Trae Young, a consensus top-25 recruit, listed Texas Tech, Kansas, Oklahoma, Washington, Oklahoma State and Kentucky as the schools he is considering as he readies to begin his senior year of high school.
The list of the 6-foot-2 point guard is largely provincial as it includes Oklahoma, whose campus is just minutes away from Young’s Norman North High School, and fellow in-state school Oklahoma. Another pair of Big 12 schools make the list in powerhouse Kansas and the Red Raiders, whose first-year coach, Chris Beard, has spent the bulk of his career working in Texas. Texas Tech is also Young’s father’s alma mater. Washington has been on a role sending its players to the pros and recently received the commitment of top-five 2017 recruit Michael Porter, Jr.
Kentucky, of course, needs no explanation as to its attractiveness to high-level players.
Clemson will get a four-star recruit on campus a year earlier than it expected, though his on-court debut for the Tigers will remain on schedule.
A.J. Oliver, a guard from South Carolina, will enroll early at Clemson and redshirt this upcoming season, he announced via social media Wednesday.
“I woke up this morning and realized that the greatest opportunity for me is to enroll early into Clemson,” he wrote on Twitter. “I will redshirt a year & start my college career early.”
Oliver, whose mother is the head women’s basketball coach at Clemson, was a consensus top-100 player in the class of 2017 who committed to the Tigers last December.

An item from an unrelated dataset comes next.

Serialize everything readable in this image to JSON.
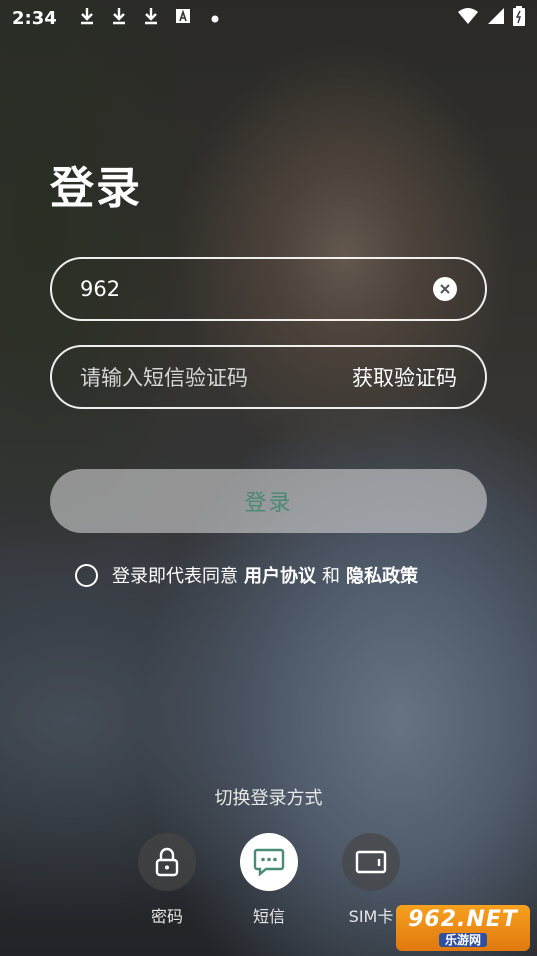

Texas Tech and the College of Charleston were involved before his commitment.
A three-star shooting guard, Scott Spencer of Virginia, was previously the only member coach Brad Brownell’s 2016 class. While Oliver’s decision to redshirt will keep him off the court for the 2016-17 season, he’ll have spent a full season in the Tiger program before making his debut in 2017
The cupboard isn’t bare in 2017 for the Tigers due to Oliver’s reclassification because Clemson received a commitment from power forward Malik Williams, a consensus top-150 player, earlier Wednesday.
Kentucky used Calipari-Chaney fight in media training
Kentucky held some media training sessions yesterday, and one of the topics that head coach John Calipari used to make a point was … his blow-up with John Chaney. The moment was captured on SnapChat by a trio of Kentucky newcomers.
You remember that incident. Chaney, then the head coach at Temple, and Cal, who was coaching Atlantic 10 rival UMass at the time, nearly came to blows over the way that Cal handled officials during the game. Before the video below picks up, the two shared this exchange:
“Could I say this to you, please?” Chaney said, before the video above picks up. “You’ve got a good ball club. But what you did with the officials out there is wrong, and I don’t want to be a party to that. You understand?”
Cal responded: “You weren’t out there, Coach. You don’t have any idea.”
Chaney fired back: “You got a game given to you by officials right here with G.W. on three bad calls, O.K.? Then you send your kids out there pushing and shoving. You had the best officiating you could ever get here. And for you to ride them, I don’t want to be a party to that.”